  • An individual, or a group or community, considered as a discrete constituent of a society or larger group.

    ‘Particularly in the countryside, the extended family is the primary social unit, as kin groups live together in relative isolation from other groups.’
    • ‘The nuclear family is the basic social unit of Egyptian society.’
    • ‘In traditional society, family stability is considered key for maintaining the stability of society as a whole, since the family is the smallest social unit of the society.’
    • ‘Instead, the basic social unit was the extended family, consisting of a man and wife and their unmarried children, along with their married sons and their families.’
    • ‘Historically, the family has been the basic social unit of the community.’
    • ‘Territorial encounters can also serve to integrate individuals within their own social unit.’
    • ‘The family remains the basic social unit, more important than the individual, despite the accelerated evolution of Andorran society.’
    • ‘Specifically, arranged marriages take place in societies where the extended family is both the basic social unit, and the basic economic unit, (and often the basic political unit) of the culture.’
    • ‘Whether the family lives in an urban or rural setting, the extended family is the basic social unit.’

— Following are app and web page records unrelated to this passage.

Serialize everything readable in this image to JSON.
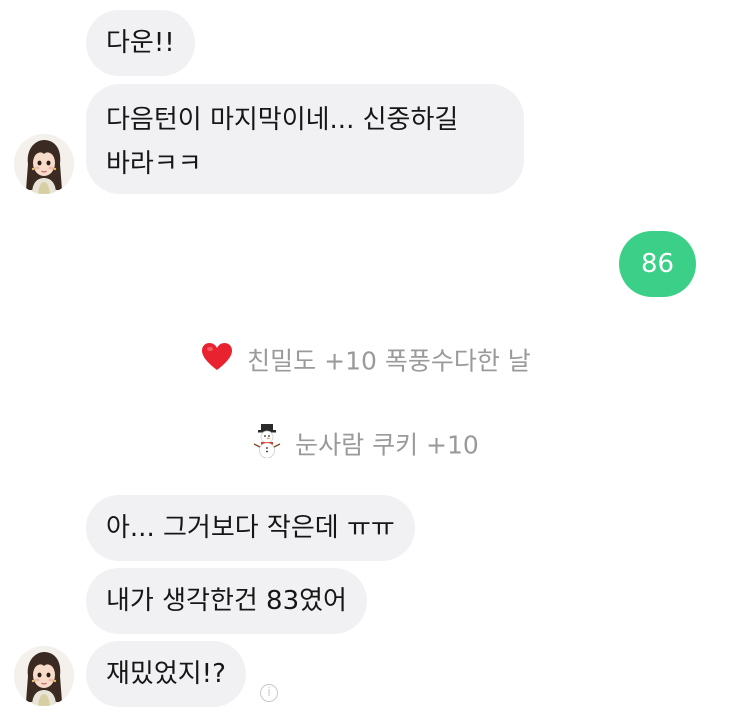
{
  "messages_top": [
    {
      "text": "다운!!"
    },
    {
      "line1": "다음턴이 마지막이네... 신중하길",
      "line2": "바라ㅋㅋ"
    }
  ],
  "sent": {
    "text": "86"
  },
  "system_events": [
    {
      "icon": "heart-icon",
      "label": "친밀도 +10 폭풍수다한 날"
    },
    {
      "icon": "snowman-icon",
      "label": "눈사람 쿠키 +10"
    }
  ],
  "messages_bottom": [
    {
      "text": "아... 그거보다 작은데 ㅠㅠ"
    },
    {
      "text": "내가 생각한건 83였어"
    },
    {
      "text": "재밌었지!?"
    }
  ],
  "colors": {
    "received_bubble": "#f1f1f3",
    "sent_bubble": "#3ccf88",
    "system_text": "#9a9a9c",
    "heart": "#e8232f"
  }
}
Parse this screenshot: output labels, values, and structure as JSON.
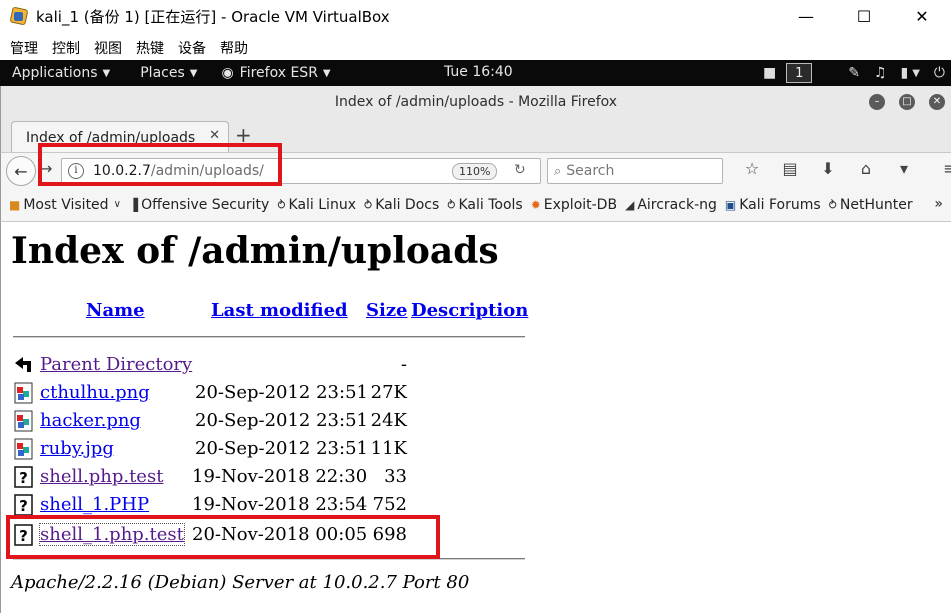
{
  "vbox": {
    "title": "kali_1 (备份 1) [正在运行] - Oracle VM VirtualBox",
    "menu": [
      "管理",
      "控制",
      "视图",
      "热键",
      "设备",
      "帮助"
    ]
  },
  "gnome": {
    "applications": "Applications",
    "places": "Places",
    "firefox": "Firefox ESR",
    "clock": "Tue 16:40",
    "workspace": "1"
  },
  "firefox": {
    "window_title": "Index of /admin/uploads - Mozilla Firefox",
    "tab_label": "Index of /admin/uploads",
    "url_host": "10.0.2.7",
    "url_path": "/admin/uploads/",
    "zoom": "110%",
    "search_placeholder": "Search",
    "bookmarks": [
      "Most Visited",
      "Offensive Security",
      "Kali Linux",
      "Kali Docs",
      "Kali Tools",
      "Exploit-DB",
      "Aircrack-ng",
      "Kali Forums",
      "NetHunter"
    ]
  },
  "page": {
    "heading": "Index of /admin/uploads",
    "columns": {
      "name": "Name",
      "modified": "Last modified",
      "size": "Size",
      "description": "Description"
    },
    "rows": [
      {
        "name": "Parent Directory",
        "date": "",
        "size": "-",
        "icon": "back-icon"
      },
      {
        "name": "cthulhu.png",
        "date": "20-Sep-2012 23:51",
        "size": "27K",
        "icon": "image-icon"
      },
      {
        "name": "hacker.png",
        "date": "20-Sep-2012 23:51",
        "size": "24K",
        "icon": "image-icon"
      },
      {
        "name": "ruby.jpg",
        "date": "20-Sep-2012 23:51",
        "size": "11K",
        "icon": "image-icon"
      },
      {
        "name": "shell.php.test",
        "date": "19-Nov-2018 22:30",
        "size": "33",
        "icon": "unknown-file-icon"
      },
      {
        "name": "shell_1.PHP",
        "date": "19-Nov-2018 23:54",
        "size": "752",
        "icon": "unknown-file-icon"
      },
      {
        "name": "shell_1.php.test",
        "date": "20-Nov-2018 00:05",
        "size": "698",
        "icon": "unknown-file-icon"
      }
    ],
    "address": "Apache/2.2.16 (Debian) Server at 10.0.2.7 Port 80"
  },
  "colors": {
    "link": "#0000ee",
    "visited": "#551a8b",
    "highlight": "#e0141b",
    "gnome_bar": "#0a0a0a"
  }
}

    • ‘In the authors' view, the family is the major social unit for emotional development in adolescents.’
    • ‘For many non-Western cultures, the family not the individual is regarded as the basic social unit.’

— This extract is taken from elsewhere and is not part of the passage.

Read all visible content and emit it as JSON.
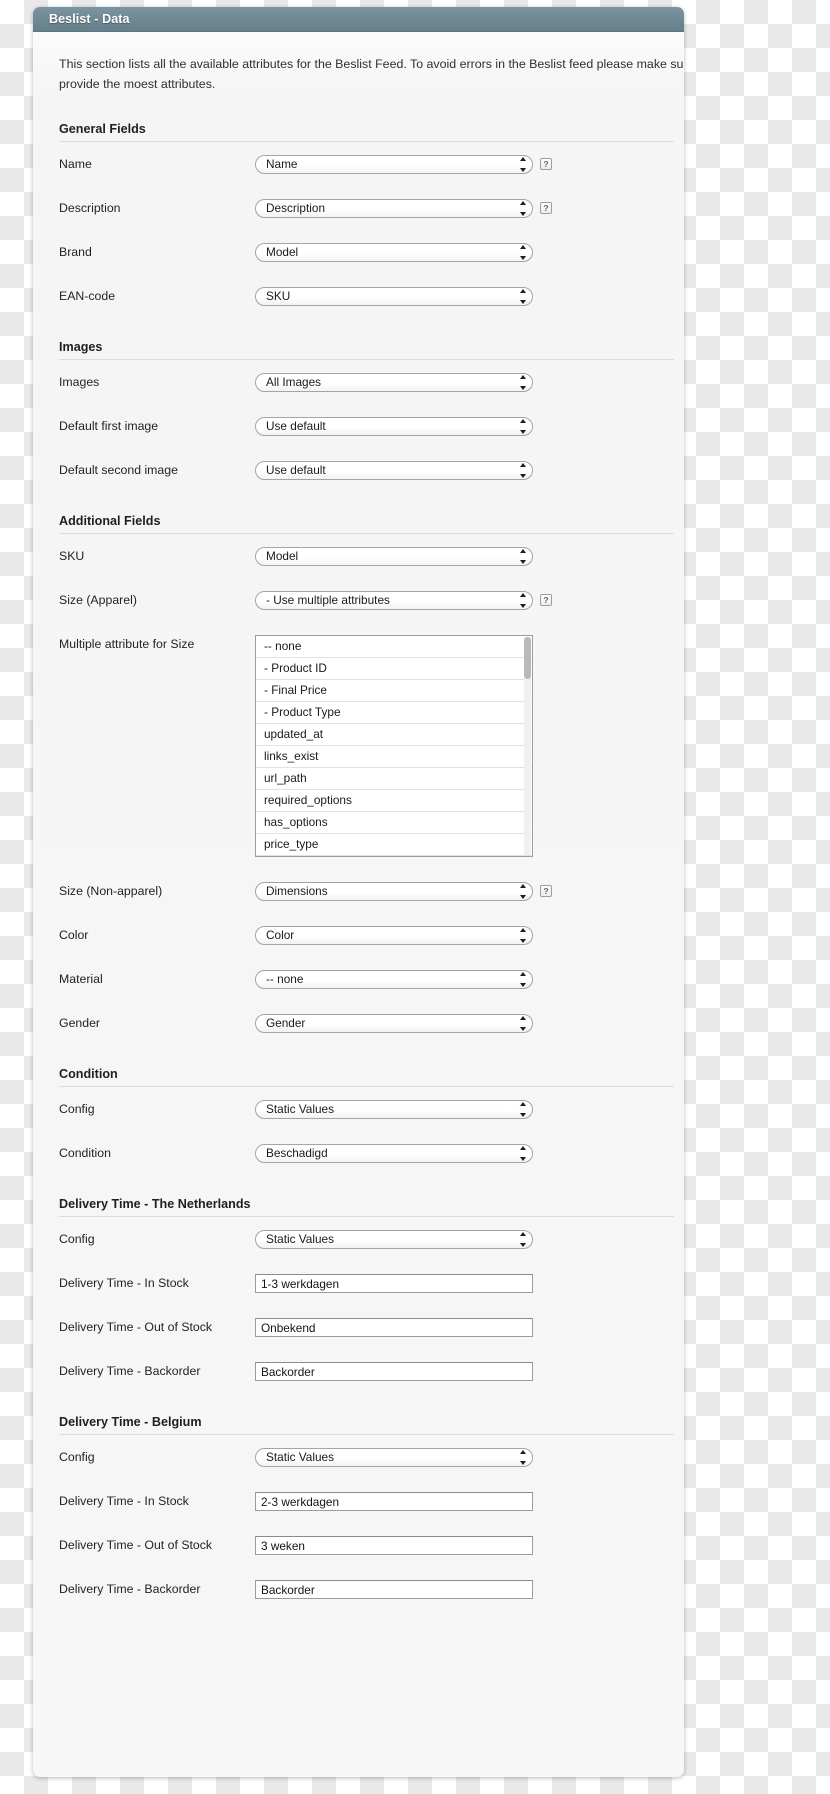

    • ‘In countries without a welfare system or social security system, the family bonds together not only as a social unit, but as an economic one as well.’
    • ‘In most areas of Nepal, the basic social unit in a village is the family, or paribar.’
    • ‘With the need to support larger, more stable social units came the intensification of the production of the most stable and storable resource available-maize.’
    • ‘Confucianism emphasizes the need to find one's place within the greater social order, and to be a responsible member of the social units to which one belongs.’
    • ‘In the army, the behavior of servicemen is more tightly regulated compared with other social units and institutions.’
    • ‘Without some form of recognized leadership and authority, social units are incapable of concerted action.’
    • ‘Clan and lineage systems are patrilineal and form the basis of Kanak social units for private land ownership.’
    • ‘The smallest social unit, or ‘love’ unit, is two people.’
    • ‘The difficulties created by a team approach and by other elements of the project were surmounted by the support, comfort, and connection of our social unit.’


social unit

/ˈsōSHəl ˈyo͞onət/ /ˈsoʊʃəl ˈjunət/